* _Dataset_:
......

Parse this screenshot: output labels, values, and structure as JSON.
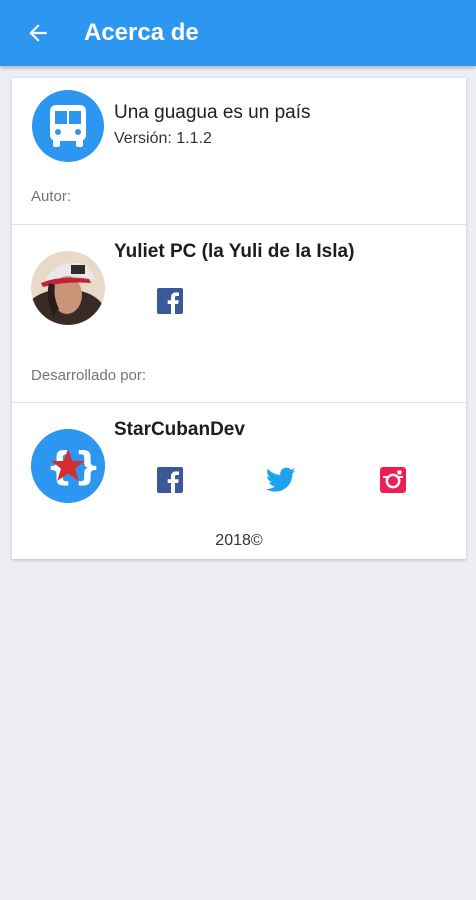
{
  "appbar": {
    "title": "Acerca de",
    "back_icon": "arrow-back-icon"
  },
  "app_info": {
    "name": "Una guagua es un país",
    "version": "Versión: 1.1.2",
    "logo_icon": "bus-icon"
  },
  "author": {
    "section_label": "Autor:",
    "name": "Yuliet PC (la Yuli de la Isla)",
    "links": [
      "facebook-icon"
    ]
  },
  "developer": {
    "section_label": "Desarrollado por:",
    "name": "StarCubanDev",
    "links": [
      "facebook-icon",
      "twitter-icon",
      "instagram-icon"
    ]
  },
  "footer": {
    "copyright": "2018©"
  },
  "colors": {
    "primary": "#2d96f0",
    "facebook": "#3b5998",
    "twitter": "#1da1f2",
    "instagram": "#ec1e52",
    "star": "#d32f2f"
  }
}
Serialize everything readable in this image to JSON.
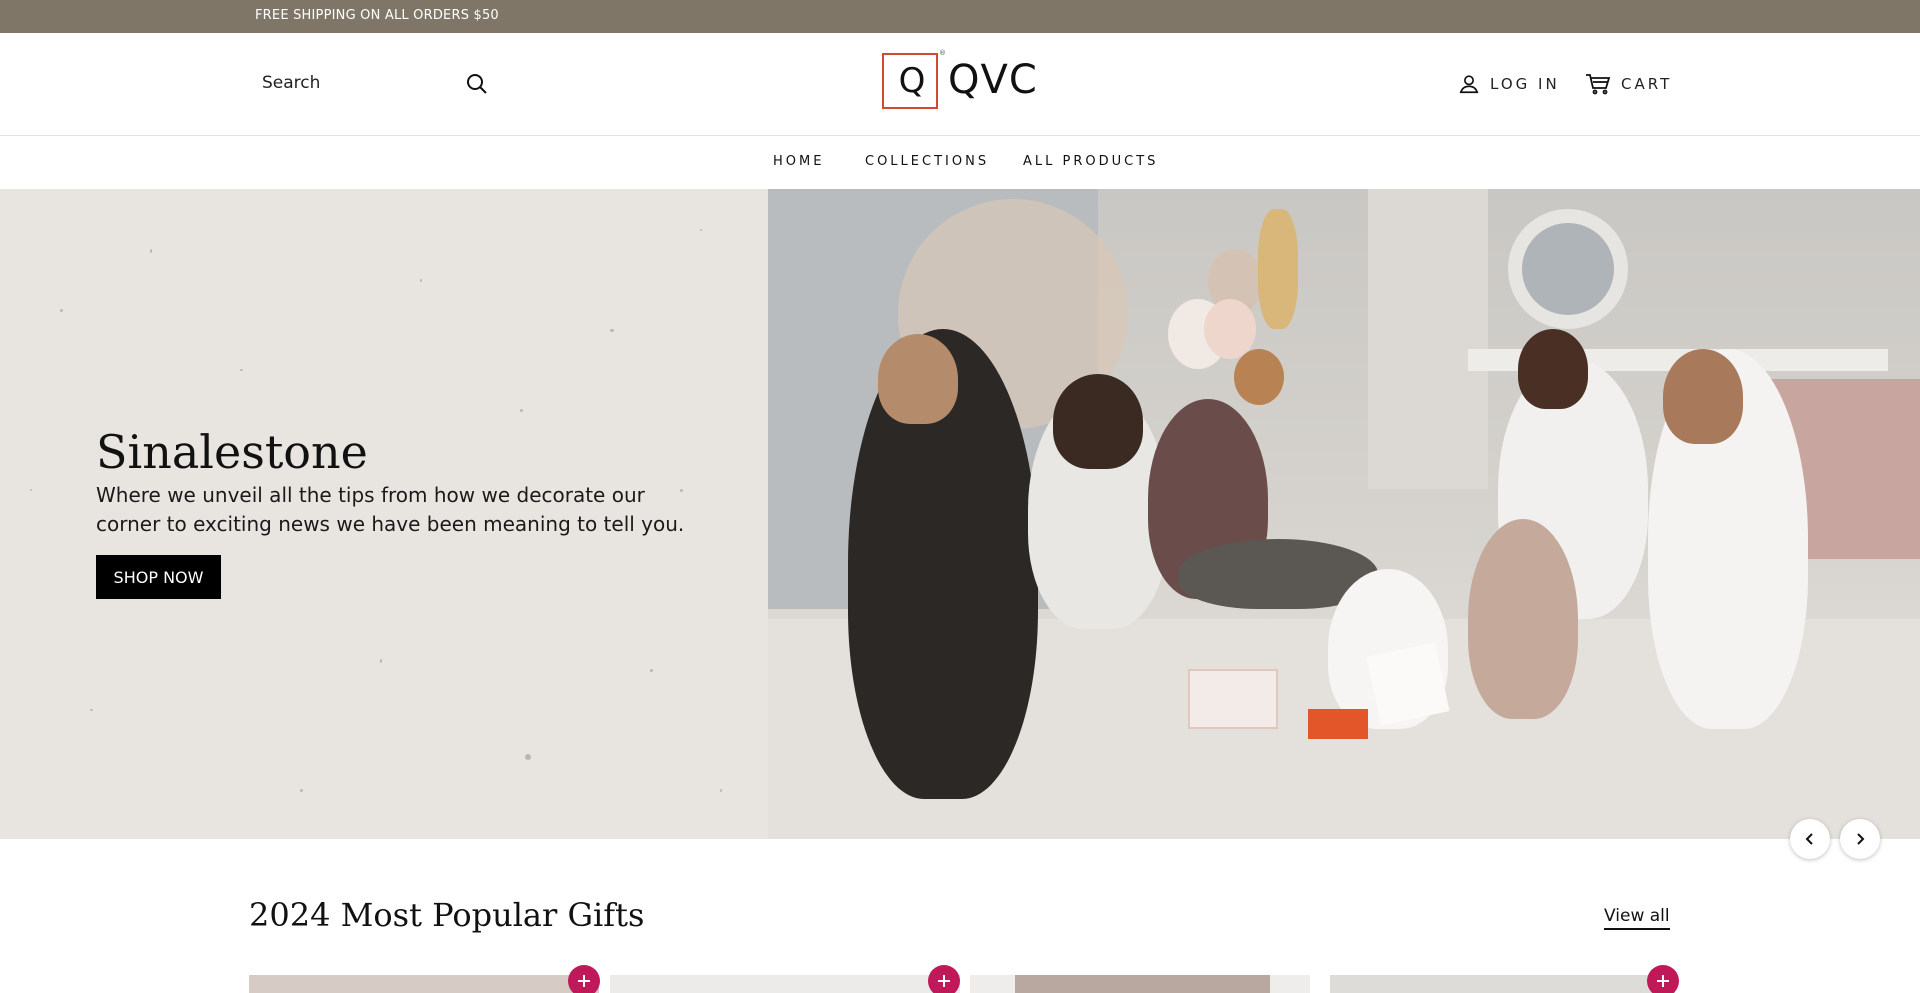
{
  "announcement": {
    "text": "FREE SHIPPING ON ALL ORDERS $50"
  },
  "header": {
    "search_placeholder": "Search",
    "logo": {
      "mark": "Q",
      "word": "QVC",
      "tm": "®"
    },
    "login_label": "LOG IN",
    "cart_label": "CART"
  },
  "nav": {
    "items": [
      {
        "label": "HOME"
      },
      {
        "label": "COLLECTIONS"
      },
      {
        "label": "ALL PRODUCTS"
      }
    ]
  },
  "hero": {
    "title": "Sinalestone",
    "subtitle_line1": "Where we unveil all the tips from how we decorate our",
    "subtitle_line2": "corner to exciting news we have been meaning to tell you.",
    "button_label": "SHOP NOW",
    "prev_icon": "chevron-left-icon",
    "next_icon": "chevron-right-icon"
  },
  "popular": {
    "title": "2024 Most Popular Gifts",
    "view_all_label": "View all"
  },
  "colors": {
    "announcement_bg": "#7f7667",
    "logo_accent": "#d04b32",
    "add_button": "#c0195a",
    "hero_left_bg": "#e8e5e1"
  }
}
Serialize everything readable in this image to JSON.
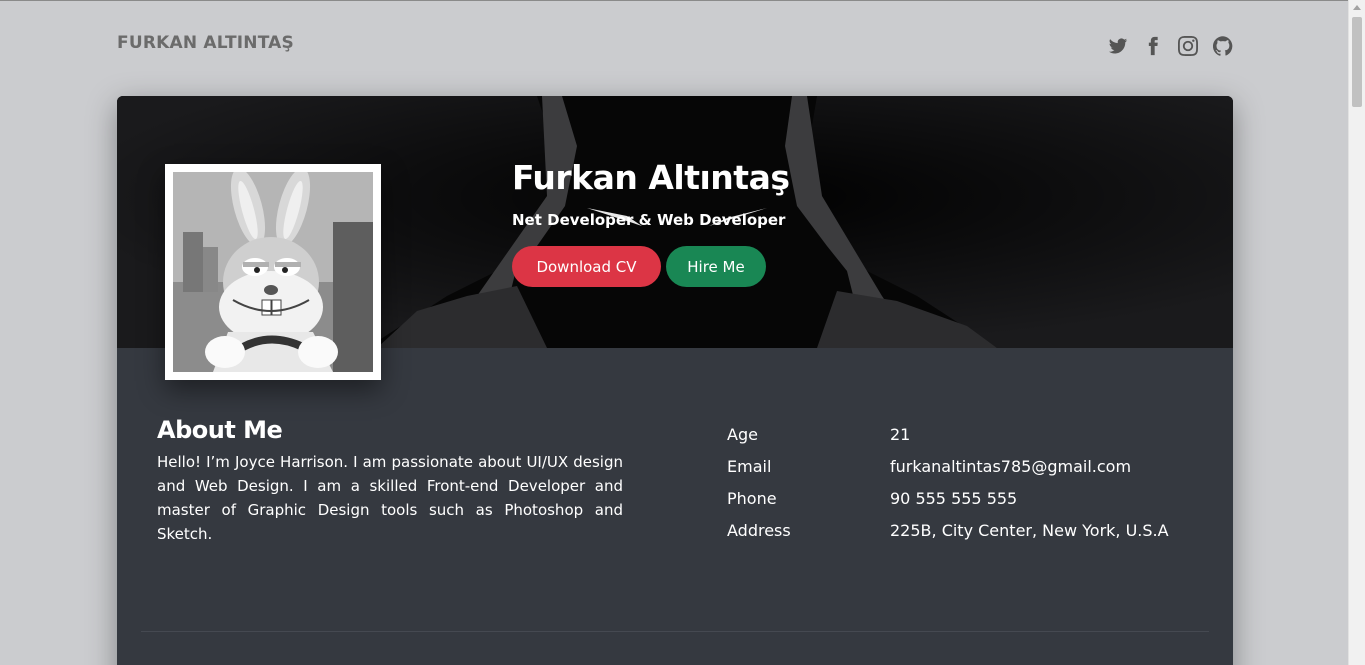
{
  "header": {
    "brand": "FURKAN ALTINTAŞ",
    "socials": [
      {
        "icon": "twitter-icon"
      },
      {
        "icon": "facebook-icon"
      },
      {
        "icon": "instagram-icon"
      },
      {
        "icon": "github-icon"
      }
    ]
  },
  "hero": {
    "name": "Furkan Altıntaş",
    "role": "Net Developer & Web Developer",
    "download_label": "Download CV",
    "hire_label": "Hire Me"
  },
  "about": {
    "title": "About Me",
    "text": "Hello! I’m Joyce Harrison. I am passionate about UI/UX design and Web Design. I am a skilled Front-end Developer and master of Graphic Design tools such as Photoshop and Sketch."
  },
  "info": [
    {
      "label": "Age",
      "value": "21"
    },
    {
      "label": "Email",
      "value": "furkanaltintas785@gmail.com"
    },
    {
      "label": "Phone",
      "value": "90 555 555 555"
    },
    {
      "label": "Address",
      "value": "225B, City Center, New York, U.S.A"
    }
  ],
  "colors": {
    "background": "#cbcccf",
    "card": "#353940",
    "download_button": "#dc3545",
    "hire_button": "#198754"
  }
}
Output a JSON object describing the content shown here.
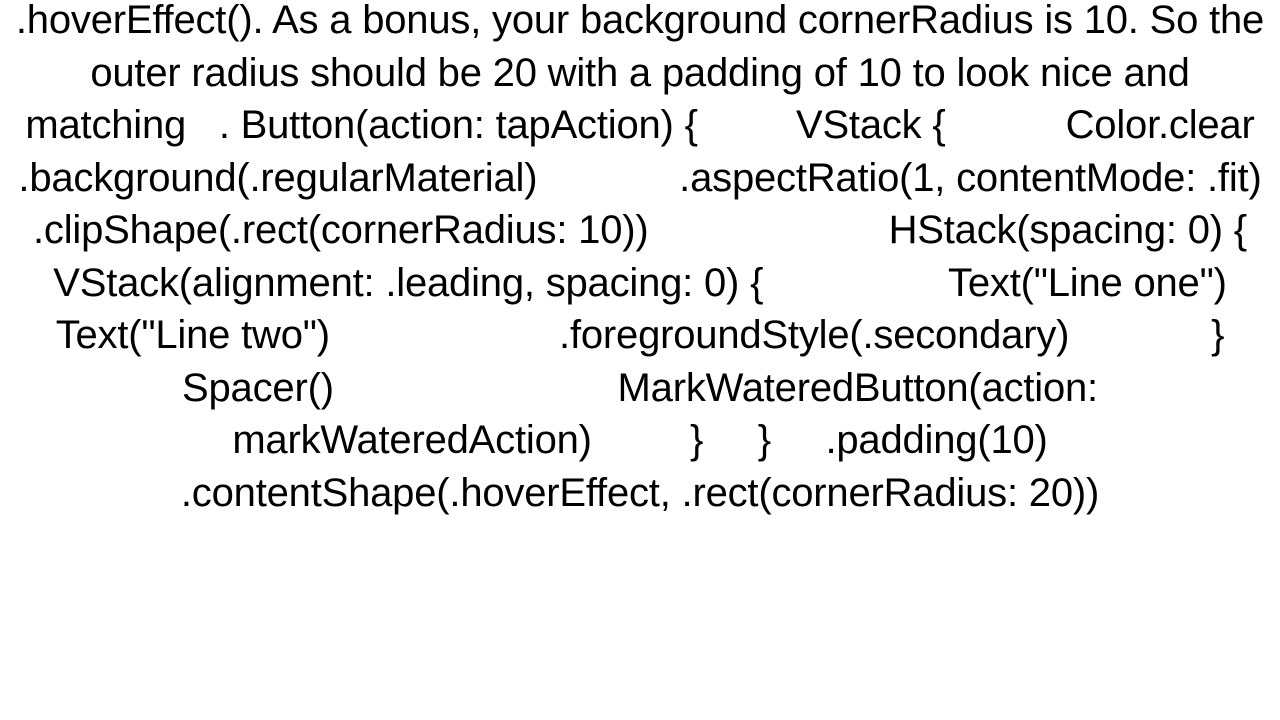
{
  "document": {
    "text": ".hoverEffect(). As a bonus, your background cornerRadius is 10. So the outer radius should be 20 with a padding of 10 to look nice and matching   . Button(action: tapAction) {         VStack {           Color.clear             .background(.regularMaterial)             .aspectRatio(1, contentMode: .fit)             .clipShape(.rect(cornerRadius: 10))                      HStack(spacing: 0) {             VStack(alignment: .leading, spacing: 0) {                 Text(\"Line one\")                 Text(\"Line two\")                     .foregroundStyle(.secondary)             }             Spacer()                          MarkWateredButton(action: markWateredAction)         }     }     .padding(10)     .contentShape(.hoverEffect, .rect(cornerRadius: 20))"
  }
}
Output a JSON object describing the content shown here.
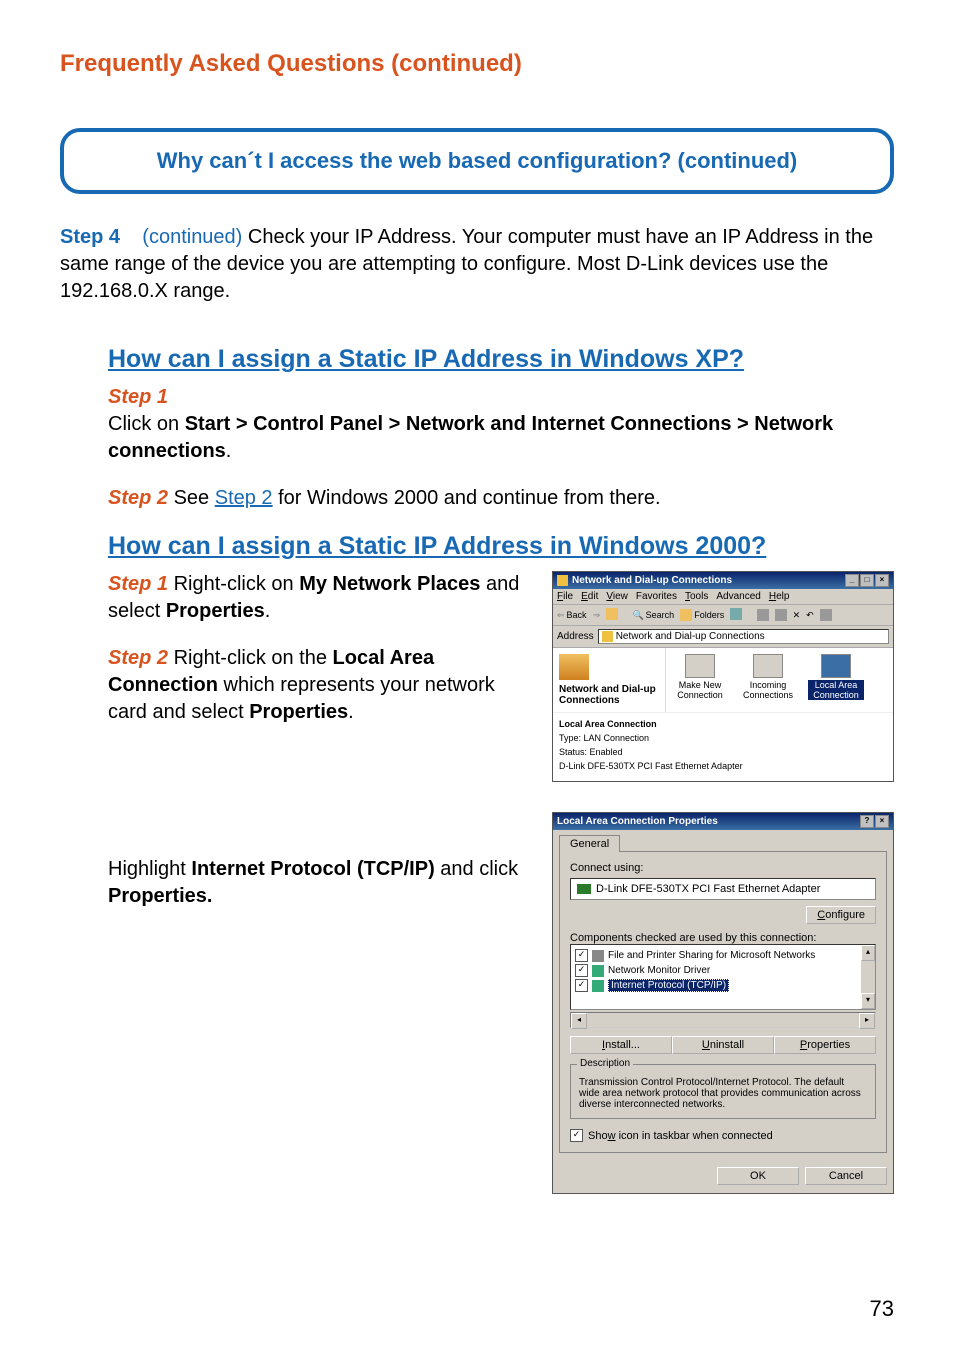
{
  "page": {
    "title": "Frequently Asked Questions (continued)",
    "pageNumber": "73"
  },
  "question": "Why can´t I access the web based configuration? (continued)",
  "step4": {
    "label": "Step 4",
    "continued": "(continued)",
    "text": "Check your IP Address. Your computer must have an IP Address in the same range of the device you are attempting to configure. Most D-Link devices use the 192.168.0.X range."
  },
  "xp": {
    "heading": "How can I assign a Static IP Address in Windows XP?",
    "step1": {
      "label": "Step 1",
      "pre": "Click on ",
      "bold": "Start > Control Panel > Network and Internet Connections > Network connections",
      "post": "."
    },
    "step2": {
      "label": "Step 2",
      "pre": " See ",
      "link": "Step 2",
      "post": " for Windows 2000 and continue from there."
    }
  },
  "w2k": {
    "heading": "How can I assign a Static IP Address in Windows 2000?",
    "step1": {
      "label": "Step 1",
      "t1": " Right-click on ",
      "b1": "My Network Places",
      "t2": " and select ",
      "b2": "Properties",
      "t3": "."
    },
    "step2": {
      "label": "Step 2",
      "t1": " Right-click on the ",
      "b1": "Local Area Connection",
      "t2": " which represents your network card and select ",
      "b2": "Properties",
      "t3": "."
    },
    "step3": {
      "t1": "Highlight ",
      "b1": "Internet Protocol (TCP/IP)",
      "t2": " and click ",
      "b2": "Properties."
    }
  },
  "shot1": {
    "title": "Network and Dial-up Connections",
    "menus": [
      "File",
      "Edit",
      "View",
      "Favorites",
      "Tools",
      "Advanced",
      "Help"
    ],
    "toolbar": {
      "back": "Back",
      "search": "Search",
      "folders": "Folders"
    },
    "addressLabel": "Address",
    "addressValue": "Network and Dial-up Connections",
    "leftTitle": "Network and Dial-up Connections",
    "icons": [
      {
        "label": "Make New Connection",
        "selected": false
      },
      {
        "label": "Incoming Connections",
        "selected": false
      },
      {
        "label": "Local Area Connection",
        "selected": true
      }
    ],
    "info": {
      "name": "Local Area Connection",
      "type": "Type: LAN Connection",
      "status": "Status: Enabled",
      "device": "D-Link DFE-530TX PCI Fast Ethernet Adapter"
    }
  },
  "shot2": {
    "title": "Local Area Connection Properties",
    "tab": "General",
    "connectUsing": "Connect using:",
    "nic": "D-Link DFE-530TX PCI Fast Ethernet Adapter",
    "configure": "Configure",
    "componentsLabel": "Components checked are used by this connection:",
    "items": [
      "File and Printer Sharing for Microsoft Networks",
      "Network Monitor Driver",
      "Internet Protocol (TCP/IP)"
    ],
    "install": "Install...",
    "uninstall": "Uninstall",
    "properties": "Properties",
    "descLegend": "Description",
    "descText": "Transmission Control Protocol/Internet Protocol. The default wide area network protocol that provides communication across diverse interconnected networks.",
    "showIcon": "Show icon in taskbar when connected",
    "ok": "OK",
    "cancel": "Cancel"
  }
}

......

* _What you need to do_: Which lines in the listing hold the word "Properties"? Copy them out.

* _Exercise answer_:
      "b2": "Properties",
      "b2": "Properties",
      "b2": "Properties."
    "title": "Local Area Connection Properties",
    "properties": "Properties",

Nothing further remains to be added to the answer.